ACTIVITY => Provide a verbatim copy of the data below.

Dataset rows for apps and sites =>
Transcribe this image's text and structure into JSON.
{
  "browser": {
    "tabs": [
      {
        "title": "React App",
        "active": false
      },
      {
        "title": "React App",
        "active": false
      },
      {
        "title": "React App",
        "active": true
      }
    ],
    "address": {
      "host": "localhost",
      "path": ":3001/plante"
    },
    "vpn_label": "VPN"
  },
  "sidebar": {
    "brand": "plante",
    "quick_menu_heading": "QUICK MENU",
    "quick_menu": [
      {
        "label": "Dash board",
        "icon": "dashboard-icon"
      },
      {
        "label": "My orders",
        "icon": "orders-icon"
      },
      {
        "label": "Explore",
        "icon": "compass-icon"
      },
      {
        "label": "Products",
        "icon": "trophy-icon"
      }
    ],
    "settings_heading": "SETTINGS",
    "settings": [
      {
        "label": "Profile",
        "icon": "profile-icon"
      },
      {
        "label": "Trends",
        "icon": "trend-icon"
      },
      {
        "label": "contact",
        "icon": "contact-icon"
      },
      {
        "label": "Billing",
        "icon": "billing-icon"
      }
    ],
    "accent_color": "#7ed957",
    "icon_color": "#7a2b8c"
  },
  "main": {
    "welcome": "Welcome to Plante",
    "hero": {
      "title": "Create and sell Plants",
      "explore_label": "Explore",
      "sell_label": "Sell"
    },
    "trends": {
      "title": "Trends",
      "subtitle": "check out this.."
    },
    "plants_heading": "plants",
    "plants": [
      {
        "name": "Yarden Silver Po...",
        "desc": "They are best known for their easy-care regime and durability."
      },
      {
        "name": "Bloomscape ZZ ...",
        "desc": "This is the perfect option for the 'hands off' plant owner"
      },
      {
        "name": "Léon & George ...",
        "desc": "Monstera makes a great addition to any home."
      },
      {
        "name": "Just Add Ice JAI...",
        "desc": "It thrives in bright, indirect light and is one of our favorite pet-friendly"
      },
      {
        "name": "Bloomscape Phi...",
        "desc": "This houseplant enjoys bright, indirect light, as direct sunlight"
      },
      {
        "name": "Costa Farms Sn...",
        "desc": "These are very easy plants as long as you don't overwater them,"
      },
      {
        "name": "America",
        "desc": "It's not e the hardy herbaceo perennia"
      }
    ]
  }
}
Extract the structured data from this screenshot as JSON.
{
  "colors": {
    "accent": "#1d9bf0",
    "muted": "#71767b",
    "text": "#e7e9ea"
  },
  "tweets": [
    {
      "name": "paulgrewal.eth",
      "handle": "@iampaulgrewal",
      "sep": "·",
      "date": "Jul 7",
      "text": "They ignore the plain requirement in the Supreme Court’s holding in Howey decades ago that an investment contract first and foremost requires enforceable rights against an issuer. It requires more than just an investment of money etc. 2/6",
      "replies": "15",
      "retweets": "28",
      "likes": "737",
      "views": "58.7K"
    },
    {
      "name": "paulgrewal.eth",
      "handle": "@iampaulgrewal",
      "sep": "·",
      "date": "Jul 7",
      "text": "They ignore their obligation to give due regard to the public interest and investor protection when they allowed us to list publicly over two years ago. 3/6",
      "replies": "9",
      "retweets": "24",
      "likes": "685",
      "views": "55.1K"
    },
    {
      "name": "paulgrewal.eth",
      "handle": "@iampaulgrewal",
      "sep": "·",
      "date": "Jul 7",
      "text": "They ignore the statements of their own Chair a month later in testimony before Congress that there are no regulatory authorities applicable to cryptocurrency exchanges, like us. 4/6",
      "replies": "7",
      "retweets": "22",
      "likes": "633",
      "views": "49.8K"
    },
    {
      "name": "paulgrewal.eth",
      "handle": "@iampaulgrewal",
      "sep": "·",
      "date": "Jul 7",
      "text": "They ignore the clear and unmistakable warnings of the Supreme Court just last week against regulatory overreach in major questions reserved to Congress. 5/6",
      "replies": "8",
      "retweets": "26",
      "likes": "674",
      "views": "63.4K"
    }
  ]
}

ANSWER FOR THE TASK =>
Transcribe this image's text and structure into JSON.
{
  "browser": {
    "tabs": [
      {
        "title": "React App",
        "active": false
      },
      {
        "title": "React App",
        "active": false
      },
      {
        "title": "React App",
        "active": true
      }
    ],
    "address": {
      "host": "localhost",
      "path": ":3001/plante"
    },
    "vpn_label": "VPN"
  },
  "sidebar": {
    "brand": "plante",
    "quick_menu_heading": "QUICK MENU",
    "quick_menu": [
      {
        "label": "Dash board",
        "icon": "dashboard-icon"
      },
      {
        "label": "My orders",
        "icon": "orders-icon"
      },
      {
        "label": "Explore",
        "icon": "compass-icon"
      },
      {
        "label": "Products",
        "icon": "trophy-icon"
      }
    ],
    "settings_heading": "SETTINGS",
    "settings": [
      {
        "label": "Profile",
        "icon": "profile-icon"
      },
      {
        "label": "Trends",
        "icon": "trend-icon"
      },
      {
        "label": "contact",
        "icon": "contact-icon"
      },
      {
        "label": "Billing",
        "icon": "billing-icon"
      }
    ],
    "accent_color": "#7ed957",
    "icon_color": "#7a2b8c"
  },
  "main": {
    "welcome": "Welcome to Plante",
    "hero": {
      "title": "Create and sell Plants",
      "explore_label": "Explore",
      "sell_label": "Sell"
    },
    "trends": {
      "title": "Trends",
      "subtitle": "check out this.."
    },
    "plants_heading": "plants",
    "plants": [
      {
        "name": "Yarden Silver Po...",
        "desc": "They are best known for their easy-care regime and durability."
      },
      {
        "name": "Bloomscape ZZ ...",
        "desc": "This is the perfect option for the 'hands off' plant owner"
      },
      {
        "name": "Léon & George ...",
        "desc": "Monstera makes a great addition to any home."
      },
      {
        "name": "Just Add Ice JAI...",
        "desc": "It thrives in bright, indirect light and is one of our favorite pet-friendly"
      },
      {
        "name": "Bloomscape Phi...",
        "desc": "This houseplant enjoys bright, indirect light, as direct sunlight"
      },
      {
        "name": "Costa Farms Sn...",
        "desc": "These are very easy plants as long as you don't overwater them,"
      },
      {
        "name": "America",
        "desc": "It's not e the hardy herbaceo perennia"
      }
    ]
  }
}
Extract the structured data from this screenshot as JSON.
{
  "colors": {
    "accent": "#1d9bf0",
    "muted": "#71767b",
    "text": "#e7e9ea"
  },
  "tweets": [
    {
      "name": "paulgrewal.eth",
      "handle": "@iampaulgrewal",
      "sep": "·",
      "date": "Jul 7",
      "text": "They ignore the plain requirement in the Supreme Court’s holding in Howey decades ago that an investment contract first and foremost requires enforceable rights against an issuer. It requires more than just an investment of money etc. 2/6",
      "replies": "15",
      "retweets": "28",
      "likes": "737",
      "views": "58.7K"
    },
    {
      "name": "paulgrewal.eth",
      "handle": "@iampaulgrewal",
      "sep": "·",
      "date": "Jul 7",
      "text": "They ignore their obligation to give due regard to the public interest and investor protection when they allowed us to list publicly over two years ago. 3/6",
      "replies": "9",
      "retweets": "24",
      "likes": "685",
      "views": "55.1K"
    },
    {
      "name": "paulgrewal.eth",
      "handle": "@iampaulgrewal",
      "sep": "·",
      "date": "Jul 7",
      "text": "They ignore the statements of their own Chair a month later in testimony before Congress that there are no regulatory authorities applicable to cryptocurrency exchanges, like us. 4/6",
      "replies": "7",
      "retweets": "22",
      "likes": "633",
      "views": "49.8K"
    },
    {
      "name": "paulgrewal.eth",
      "handle": "@iampaulgrewal",
      "sep": "·",
      "date": "Jul 7",
      "text": "They ignore the clear and unmistakable warnings of the Supreme Court just last week against regulatory overreach in major questions reserved to Congress. 5/6",
      "replies": "8",
      "retweets": "26",
      "likes": "674",
      "views": "63.4K"
    }
  ]
}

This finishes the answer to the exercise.